*Problem description:* Keep every word of the entries and print them exactly; the pictures stay out.

*Collected data:*
------

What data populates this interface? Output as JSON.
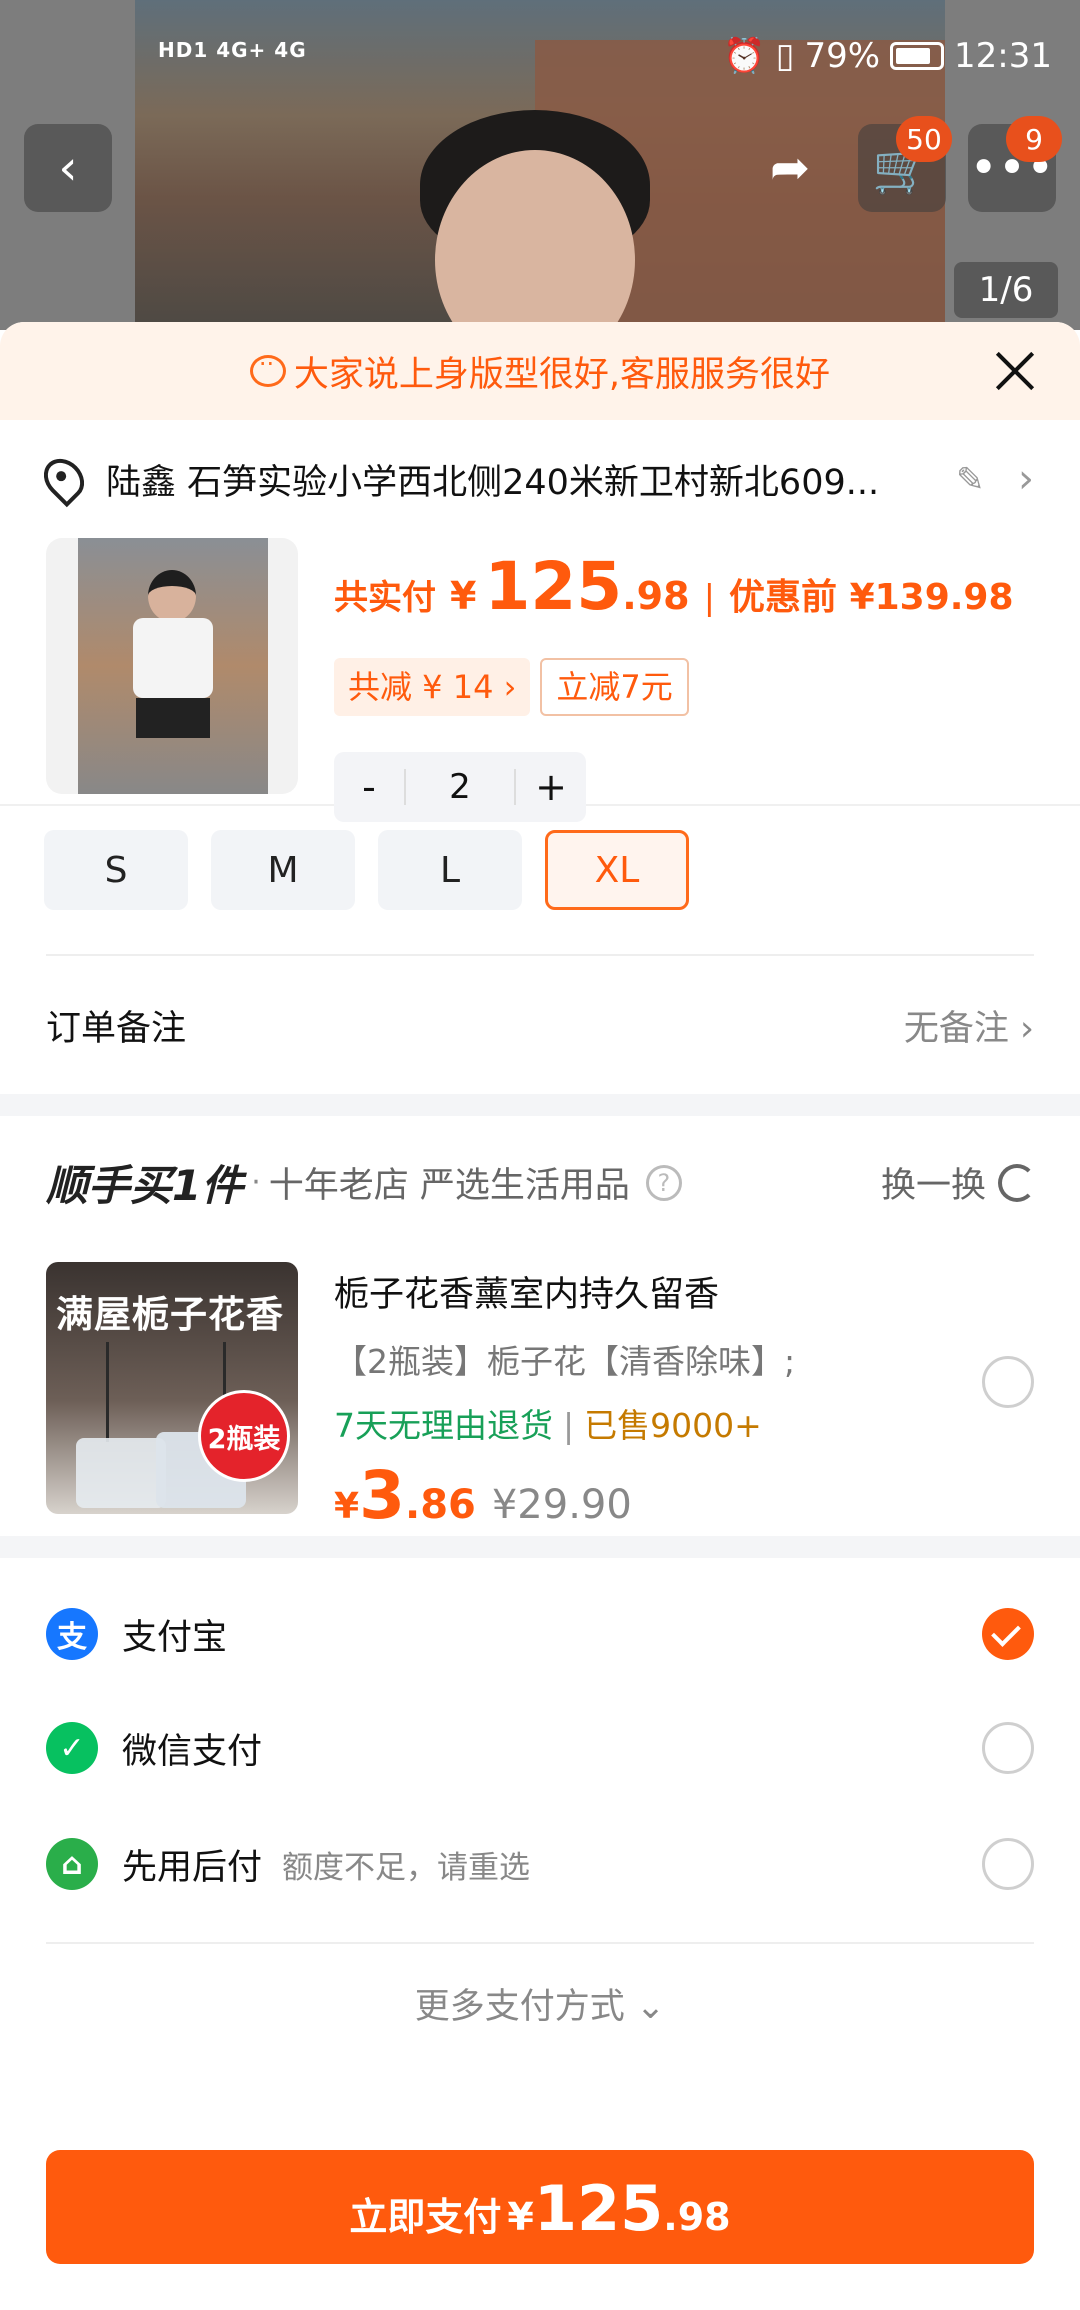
{
  "status_bar": {
    "left_indicators": "HD1 4G+ 4G",
    "battery_percent": "79%",
    "time": "12:31"
  },
  "top_nav": {
    "cart_badge": "50",
    "more_badge": "9",
    "image_pager": "1/6"
  },
  "banner": {
    "text": "大家说上身版型很好,客服服务很好"
  },
  "address": {
    "text": "陆鑫 石笋实验小学西北侧240米新卫村新北609..."
  },
  "product": {
    "price_label": "共实付",
    "currency": "¥",
    "price_integer": "125",
    "price_decimal": ".98",
    "separator": "|",
    "original_price": "优惠前 ¥139.98",
    "coupon_total": "共减 ¥ 14 ›",
    "coupon_instant": "立减7元",
    "quantity": "2",
    "minus": "-",
    "plus": "+"
  },
  "sizes": {
    "options": [
      "S",
      "M",
      "L",
      "XL"
    ],
    "selected": "XL"
  },
  "order_remark": {
    "label": "订单备注",
    "value": "无备注"
  },
  "bundle": {
    "logo": "顺手买1件",
    "dot": "·",
    "subtitle": "十年老店 严选生活用品",
    "help": "?",
    "swap_label": "换一换",
    "thumb_title": "满屋栀子花香",
    "thumb_tag": "2瓶装",
    "title": "栀子花香薰室内持久留香",
    "desc": "【2瓶装】栀子花【清香除味】;",
    "return_policy": "7天无理由退货",
    "sep": "|",
    "sold": "已售9000+",
    "currency": "¥",
    "price_integer": "3",
    "price_decimal": ".86",
    "old_price": "¥29.90"
  },
  "payment": {
    "options": [
      {
        "label": "支付宝",
        "note": "",
        "checked": true,
        "icon": "alipay-icon",
        "color": "#1677ff"
      },
      {
        "label": "微信支付",
        "note": "",
        "checked": false,
        "icon": "wechat-pay-icon",
        "color": "#07c160"
      },
      {
        "label": "先用后付",
        "note": "额度不足，请重选",
        "checked": false,
        "icon": "pay-later-icon",
        "color": "#2aae4a"
      }
    ],
    "more": "更多支付方式 ⌄"
  },
  "pay_button": {
    "label": "立即支付",
    "currency": "¥",
    "integer": "125",
    "decimal": ".98"
  },
  "colors": {
    "accent": "#ff5a0d",
    "banner_bg": "#fff3ea"
  }
}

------

*Output for this task:*
What data populates this interface? Output as JSON.
{
  "status_bar": {
    "left_indicators": "HD1 4G+ 4G",
    "battery_percent": "79%",
    "time": "12:31"
  },
  "top_nav": {
    "cart_badge": "50",
    "more_badge": "9",
    "image_pager": "1/6"
  },
  "banner": {
    "text": "大家说上身版型很好,客服服务很好"
  },
  "address": {
    "text": "陆鑫 石笋实验小学西北侧240米新卫村新北609..."
  },
  "product": {
    "price_label": "共实付",
    "currency": "¥",
    "price_integer": "125",
    "price_decimal": ".98",
    "separator": "|",
    "original_price": "优惠前 ¥139.98",
    "coupon_total": "共减 ¥ 14 ›",
    "coupon_instant": "立减7元",
    "quantity": "2",
    "minus": "-",
    "plus": "+"
  },
  "sizes": {
    "options": [
      "S",
      "M",
      "L",
      "XL"
    ],
    "selected": "XL"
  },
  "order_remark": {
    "label": "订单备注",
    "value": "无备注"
  },
  "bundle": {
    "logo": "顺手买1件",
    "dot": "·",
    "subtitle": "十年老店 严选生活用品",
    "help": "?",
    "swap_label": "换一换",
    "thumb_title": "满屋栀子花香",
    "thumb_tag": "2瓶装",
    "title": "栀子花香薰室内持久留香",
    "desc": "【2瓶装】栀子花【清香除味】;",
    "return_policy": "7天无理由退货",
    "sep": "|",
    "sold": "已售9000+",
    "currency": "¥",
    "price_integer": "3",
    "price_decimal": ".86",
    "old_price": "¥29.90"
  },
  "payment": {
    "options": [
      {
        "label": "支付宝",
        "note": "",
        "checked": true,
        "icon": "alipay-icon",
        "color": "#1677ff"
      },
      {
        "label": "微信支付",
        "note": "",
        "checked": false,
        "icon": "wechat-pay-icon",
        "color": "#07c160"
      },
      {
        "label": "先用后付",
        "note": "额度不足，请重选",
        "checked": false,
        "icon": "pay-later-icon",
        "color": "#2aae4a"
      }
    ],
    "more": "更多支付方式 ⌄"
  },
  "pay_button": {
    "label": "立即支付",
    "currency": "¥",
    "integer": "125",
    "decimal": ".98"
  },
  "colors": {
    "accent": "#ff5a0d",
    "banner_bg": "#fff3ea"
  }
}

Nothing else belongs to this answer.